* [Supplied records]:
# # # #

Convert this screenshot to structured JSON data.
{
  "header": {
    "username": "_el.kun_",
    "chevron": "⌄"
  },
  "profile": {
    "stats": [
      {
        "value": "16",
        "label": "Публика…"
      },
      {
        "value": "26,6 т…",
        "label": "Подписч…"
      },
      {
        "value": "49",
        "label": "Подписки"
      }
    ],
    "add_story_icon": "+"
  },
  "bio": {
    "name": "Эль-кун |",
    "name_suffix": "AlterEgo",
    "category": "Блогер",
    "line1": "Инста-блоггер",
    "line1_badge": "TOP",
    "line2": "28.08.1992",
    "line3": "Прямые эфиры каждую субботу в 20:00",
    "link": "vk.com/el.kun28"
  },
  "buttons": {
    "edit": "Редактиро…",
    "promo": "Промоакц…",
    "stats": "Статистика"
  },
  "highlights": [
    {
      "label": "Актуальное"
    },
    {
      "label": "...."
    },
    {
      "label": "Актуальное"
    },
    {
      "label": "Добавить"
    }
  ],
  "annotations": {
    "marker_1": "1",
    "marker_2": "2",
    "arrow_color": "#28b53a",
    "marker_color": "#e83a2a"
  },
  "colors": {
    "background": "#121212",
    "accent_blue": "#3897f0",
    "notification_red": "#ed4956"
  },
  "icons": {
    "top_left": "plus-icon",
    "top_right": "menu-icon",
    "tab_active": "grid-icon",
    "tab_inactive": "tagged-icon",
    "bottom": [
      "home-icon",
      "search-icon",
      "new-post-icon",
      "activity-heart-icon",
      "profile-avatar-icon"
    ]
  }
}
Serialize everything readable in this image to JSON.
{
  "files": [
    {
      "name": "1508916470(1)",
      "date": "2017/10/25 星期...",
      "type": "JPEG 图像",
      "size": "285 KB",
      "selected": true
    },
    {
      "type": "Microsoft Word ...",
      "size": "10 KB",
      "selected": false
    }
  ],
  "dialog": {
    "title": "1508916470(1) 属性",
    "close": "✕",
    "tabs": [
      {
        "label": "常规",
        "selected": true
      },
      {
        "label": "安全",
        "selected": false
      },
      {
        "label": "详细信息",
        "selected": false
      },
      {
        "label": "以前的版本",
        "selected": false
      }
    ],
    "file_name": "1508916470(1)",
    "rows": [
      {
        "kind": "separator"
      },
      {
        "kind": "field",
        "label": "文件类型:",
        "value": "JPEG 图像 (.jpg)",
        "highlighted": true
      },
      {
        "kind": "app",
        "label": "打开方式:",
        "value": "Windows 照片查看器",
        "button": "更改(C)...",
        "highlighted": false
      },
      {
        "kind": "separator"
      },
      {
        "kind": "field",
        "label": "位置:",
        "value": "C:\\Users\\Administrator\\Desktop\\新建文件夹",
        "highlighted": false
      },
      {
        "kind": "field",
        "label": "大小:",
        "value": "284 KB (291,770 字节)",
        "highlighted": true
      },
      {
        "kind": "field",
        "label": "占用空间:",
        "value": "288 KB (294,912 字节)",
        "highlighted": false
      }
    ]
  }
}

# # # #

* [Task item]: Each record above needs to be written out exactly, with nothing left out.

* [Reply to the task]:
Convert this screenshot to structured JSON data.
{
  "header": {
    "username": "_el.kun_",
    "chevron": "⌄"
  },
  "profile": {
    "stats": [
      {
        "value": "16",
        "label": "Публика…"
      },
      {
        "value": "26,6 т…",
        "label": "Подписч…"
      },
      {
        "value": "49",
        "label": "Подписки"
      }
    ],
    "add_story_icon": "+"
  },
  "bio": {
    "name": "Эль-кун |",
    "name_suffix": "AlterEgo",
    "category": "Блогер",
    "line1": "Инста-блоггер",
    "line1_badge": "TOP",
    "line2": "28.08.1992",
    "line3": "Прямые эфиры каждую субботу в 20:00",
    "link": "vk.com/el.kun28"
  },
  "buttons": {
    "edit": "Редактиро…",
    "promo": "Промоакц…",
    "stats": "Статистика"
  },
  "highlights": [
    {
      "label": "Актуальное"
    },
    {
      "label": "...."
    },
    {
      "label": "Актуальное"
    },
    {
      "label": "Добавить"
    }
  ],
  "annotations": {
    "marker_1": "1",
    "marker_2": "2",
    "arrow_color": "#28b53a",
    "marker_color": "#e83a2a"
  },
  "colors": {
    "background": "#121212",
    "accent_blue": "#3897f0",
    "notification_red": "#ed4956"
  },
  "icons": {
    "top_left": "plus-icon",
    "top_right": "menu-icon",
    "tab_active": "grid-icon",
    "tab_inactive": "tagged-icon",
    "bottom": [
      "home-icon",
      "search-icon",
      "new-post-icon",
      "activity-heart-icon",
      "profile-avatar-icon"
    ]
  }
}
Serialize everything readable in this image to JSON.
{
  "files": [
    {
      "name": "1508916470(1)",
      "date": "2017/10/25 星期...",
      "type": "JPEG 图像",
      "size": "285 KB",
      "selected": true
    },
    {
      "type": "Microsoft Word ...",
      "size": "10 KB",
      "selected": false
    }
  ],
  "dialog": {
    "title": "1508916470(1) 属性",
    "close": "✕",
    "tabs": [
      {
        "label": "常规",
        "selected": true
      },
      {
        "label": "安全",
        "selected": false
      },
      {
        "label": "详细信息",
        "selected": false
      },
      {
        "label": "以前的版本",
        "selected": false
      }
    ],
    "file_name": "1508916470(1)",
    "rows": [
      {
        "kind": "separator"
      },
      {
        "kind": "field",
        "label": "文件类型:",
        "value": "JPEG 图像 (.jpg)",
        "highlighted": true
      },
      {
        "kind": "app",
        "label": "打开方式:",
        "value": "Windows 照片查看器",
        "button": "更改(C)...",
        "highlighted": false
      },
      {
        "kind": "separator"
      },
      {
        "kind": "field",
        "label": "位置:",
        "value": "C:\\Users\\Administrator\\Desktop\\新建文件夹",
        "highlighted": false
      },
      {
        "kind": "field",
        "label": "大小:",
        "value": "284 KB (291,770 字节)",
        "highlighted": true
      },
      {
        "kind": "field",
        "label": "占用空间:",
        "value": "288 KB (294,912 字节)",
        "highlighted": false
      }
    ]
  }
}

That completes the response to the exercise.